Prehistoric people of the Mississippi Delta may have abandoned a large ceremonial site due to environmental stress, according to a new paper authored by Elizabeth Chamberlain, a postdoctoral researcher in Earth and environmental sciences, and University of Illinois anthropologist Jayur Mehta.
The study, published online May 18 in the peer-reviewed Journal of Island and Coastal Archaeology, used archaeological excavations, geologic mapping and coring, and radiocarbon dating to identify how Native Americans built and inhabited the Grand Caillou mound near Dulac, Louisiana. The work stemmed from research begun by Mehta and Chamberlain when they were graduate students at Tulane University.
The researchers found that construction of the Grand Caillou mound began around 800 years ago, when Bayou Grand Caillou was a major and active river channel.
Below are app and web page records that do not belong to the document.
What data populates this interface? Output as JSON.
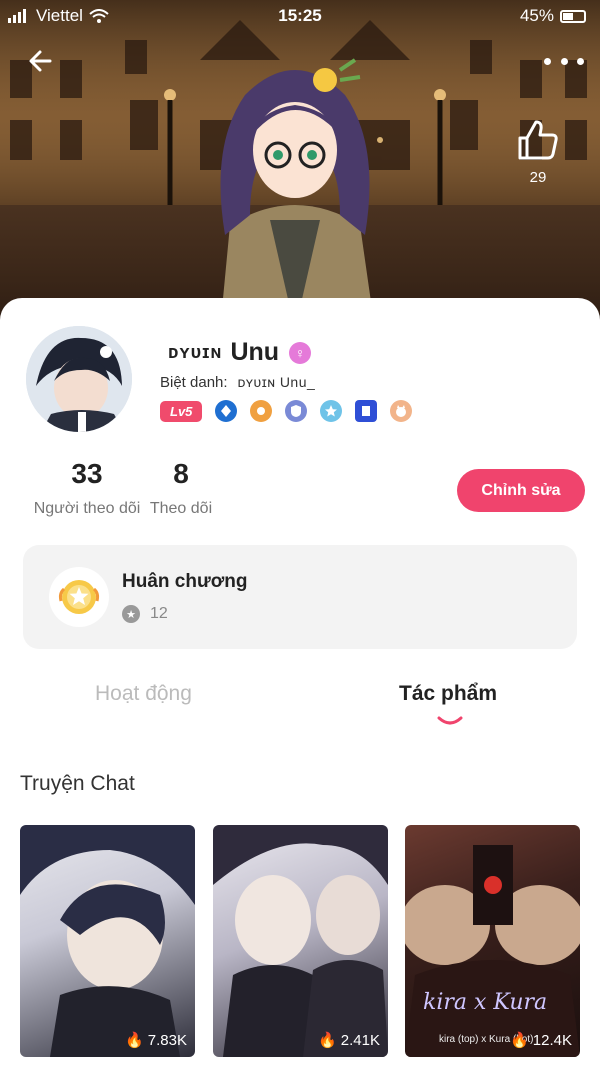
{
  "status_bar": {
    "carrier": "Viettel",
    "time": "15:25",
    "battery": "45%"
  },
  "cover": {
    "like_count": "29"
  },
  "profile": {
    "username_prefix": "ᴅʏᴜɪɴ",
    "username": "Unu",
    "gender_symbol": "♀",
    "nickname_label": "Biệt danh:",
    "nickname_value": "ᴅʏᴜɪɴ Unu_",
    "level_badge": "Lv5",
    "followers_count": "33",
    "followers_label": "Người theo dõi",
    "following_count": "8",
    "following_label": "Theo dõi",
    "edit_button": "Chỉnh sửa"
  },
  "medals": {
    "title": "Huân chương",
    "count": "12"
  },
  "tabs": [
    {
      "label": "Hoạt động",
      "active": false
    },
    {
      "label": "Tác phẩm",
      "active": true
    }
  ],
  "section": {
    "title": "Truyện Chat"
  },
  "stories": [
    {
      "views": "7.83K"
    },
    {
      "views": "2.41K"
    },
    {
      "views": "12.4K",
      "overlay_title": "kira x Kura",
      "overlay_sub": "kira (top) x Kura (bot)"
    }
  ],
  "colors": {
    "accent": "#f0446d",
    "level_badge": "#f04b6c",
    "gender_badge": "#e57ad9"
  }
}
The site appeared to have been abandoned around 600 years ago, the same time Bayou Grand Caillou stopped carrying a significant portion of Mississippi River water and sediment.
“Dating an abandonment event can be challenging,” Chamberlain said. “Within our suite of radiocarbon ages at Grand Caillou, there were none younger than 600 years. This suggests that people may have moved on to a new site at that time.”
“The abandonment of the river channel would have caused a number of changes to the ecology and landscape at the Grand Caillou mound,” Mehta added. “This may be an early example of people responding to changes in Mississippi Delta landscape by relocating.”
The researchers also found that the location and architecture of the mound—it stands 20 feet tall—indicated a great degree of environmental and engineering expertise among the people who built it.
“This region is naturally high elevation, and offered access to waterways for transportation and hunting,” Mehta said.
Geologic coring showed that the mound was built in alternating layers of sand and mud. While sand is a common deposit near the mound, mud must have been imported from farther away.
“This demonstrates a high level of geotechnical knowledge by native people, and a big group effort in mound construction,” Chamberlain said. “Waterlogged mud is heavy, and all this material was moved by hand.”
The study also used artifacts recovered from the mound to identify the culture of the people who lived there. This helped to connect the Grand Caillou inhabitants with mound-building groups farther upstream in the Mississippi River Valley and along the Gulf Coast.
“Research such as this is especially important in light of recent published work showing that net land loss will continue in the Mississippi Delta,” Chamberlain said.
“Archaeological sites are a non-renewable resource,” Mehta added. “With the loss of coastal land, we also risk losing these valuable records of how prehistoric people lived in the Mississippi Delta. It is critical to recover and document archaeological records before they slip beneath the sea.”